> _EXERCISE DESCRIPTION_:
Please return every line of the records below that holds the word "front".

> _DATA FOR THIS EXERCISE_:

• • • •

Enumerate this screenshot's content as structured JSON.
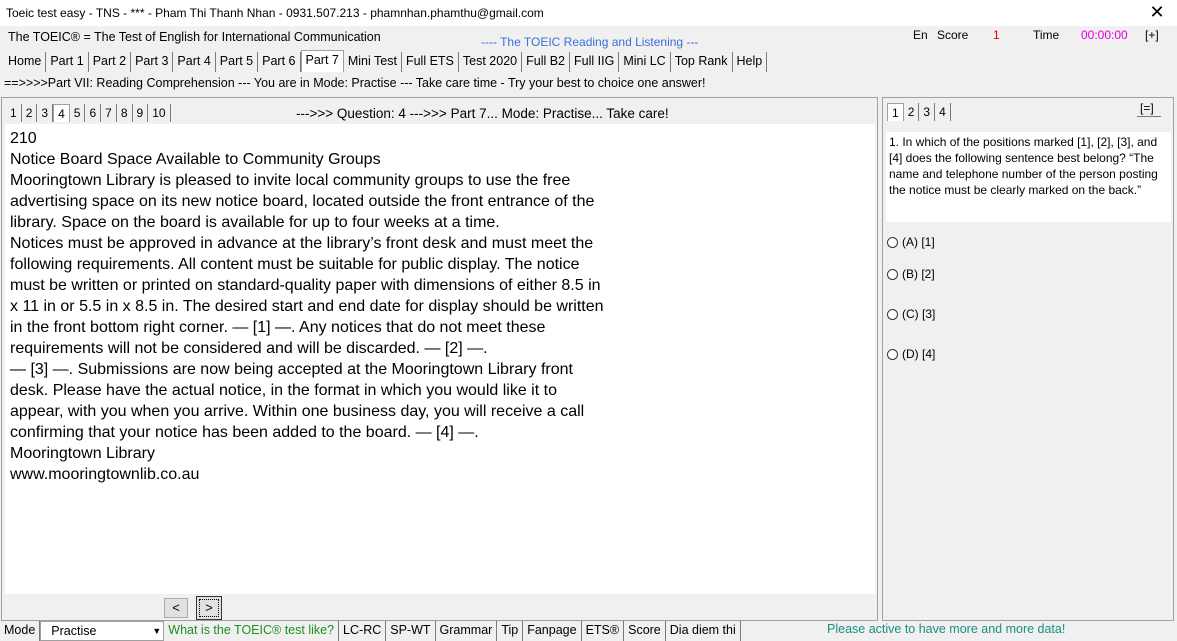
{
  "window": {
    "title": "Toeic test easy - TNS - *** - Pham Thi Thanh Nhan - 0931.507.213 - phamnhan.phamthu@gmail.com",
    "close_glyph": "✕"
  },
  "header": {
    "brand": "The TOEIC® = The Test of English for International Communication",
    "subtitle": "---- The TOEIC Reading and Listening ---",
    "lang": "En",
    "score_label": "Score",
    "score_value": "1",
    "time_label": "Time",
    "time_value": "00:00:00",
    "plus": "[+]",
    "colors": {
      "subtitle": "#3a6fd8",
      "score": "#e00000",
      "time": "#e000e0"
    }
  },
  "menu": {
    "items": [
      "Home",
      "Part 1",
      "Part 2",
      "Part 3",
      "Part 4",
      "Part 5",
      "Part 6",
      "Part 7",
      "Mini Test",
      "Full ETS",
      "Test 2020",
      "Full B2",
      "Full IIG",
      "Mini LC",
      "Top Rank",
      "Help"
    ],
    "active": "Part 7"
  },
  "mode_line": "==>>>>Part VII: Reading Comprehension --- You are in Mode: Practise --- Take care time - Try your best to choice one answer!",
  "left": {
    "tabs": [
      "1",
      "2",
      "3",
      "4",
      "5",
      "6",
      "7",
      "8",
      "9",
      "10"
    ],
    "active_tab": "4",
    "question_info": "--->>> Question: 4 --->>> Part 7... Mode: Practise... Take care!",
    "passage_lines": [
      "210",
      "Notice Board Space Available to Community Groups",
      "Mooringtown Library is pleased to invite local community groups to use the free",
      "advertising space on its new notice board, located outside the front entrance of the",
      "library. Space on the board is available for up to four weeks at a time.",
      "Notices must be approved in advance at the library’s front desk and must meet the",
      "following requirements. All content must be suitable for public display. The notice",
      "must be written or printed on standard-quality paper with dimensions of either 8.5 in",
      "x 11 in or 5.5 in x 8.5 in. The desired start and end date for display should be written",
      "in the front bottom right corner. — [1] —. Any notices that do not meet these",
      "requirements will not be considered and will be discarded. — [2] —.",
      "— [3] —. Submissions are now being accepted at the Mooringtown Library front",
      "desk. Please have the actual notice, in the format in which you would like it to",
      "appear, with you when you arrive. Within one business day, you will receive a call",
      "confirming that your notice has been added to the board. — [4] —.",
      "Mooringtown Library",
      "www.mooringtownlib.co.au"
    ],
    "prev_label": "<",
    "next_label": ">"
  },
  "right": {
    "tabs": [
      "1",
      "2",
      "3",
      "4"
    ],
    "active_tab": "1",
    "expand_label": "[=]",
    "question": "1. In which of the positions marked [1], [2], [3], and [4] does the following sentence best belong? “The name and telephone number of the person posting the notice must be clearly marked on the back.”",
    "options": [
      "(A) [1]",
      "(B) [2]",
      "(C) [3]",
      "(D) [4]"
    ]
  },
  "status": {
    "mode_label": "Mode",
    "mode_value": "Practise",
    "items": [
      "What is the TOEIC® test like?",
      "LC-RC",
      "SP-WT",
      "Grammar",
      "Tip",
      "Fanpage",
      "ETS®",
      "Score",
      "Dia diem thi"
    ],
    "notice": "Please active to have more and more data!",
    "colors": {
      "link_green": "#1f8f1f",
      "notice": "#1b8f7f"
    }
  }
}
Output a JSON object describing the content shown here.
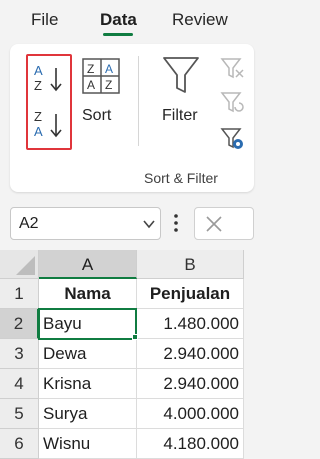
{
  "menu": {
    "tabs": [
      {
        "label": "File"
      },
      {
        "label": "Data",
        "active": true
      },
      {
        "label": "Review"
      }
    ]
  },
  "ribbon": {
    "sort_az_icon": "sort-a-to-z-icon",
    "sort_za_icon": "sort-z-to-a-icon",
    "sort_label": "Sort",
    "filter_label": "Filter",
    "group_label": "Sort & Filter",
    "highlight_color": "#e0353b"
  },
  "formula_bar": {
    "name_box_value": "A2"
  },
  "sheet": {
    "columns": [
      "A",
      "B"
    ],
    "rows": [
      "1",
      "2",
      "3",
      "4",
      "5",
      "6"
    ],
    "header": [
      "Nama",
      "Penjualan"
    ],
    "data": [
      [
        "Bayu",
        "1.480.000"
      ],
      [
        "Dewa",
        "2.940.000"
      ],
      [
        "Krisna",
        "2.940.000"
      ],
      [
        "Surya",
        "4.000.000"
      ],
      [
        "Wisnu",
        "4.180.000"
      ]
    ],
    "active_cell": "A2",
    "accent_color": "#107c41"
  }
}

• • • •

> _EXERCISE ANSWER_:
      "advertising space on its new notice board, located outside the front entrance of the",
      "Notices must be approved in advance at the library’s front desk and must meet the",
      "in the front bottom right corner. — [1] —. Any notices that do not meet these",
      "— [3] —. Submissions are now being accepted at the Mooringtown Library front",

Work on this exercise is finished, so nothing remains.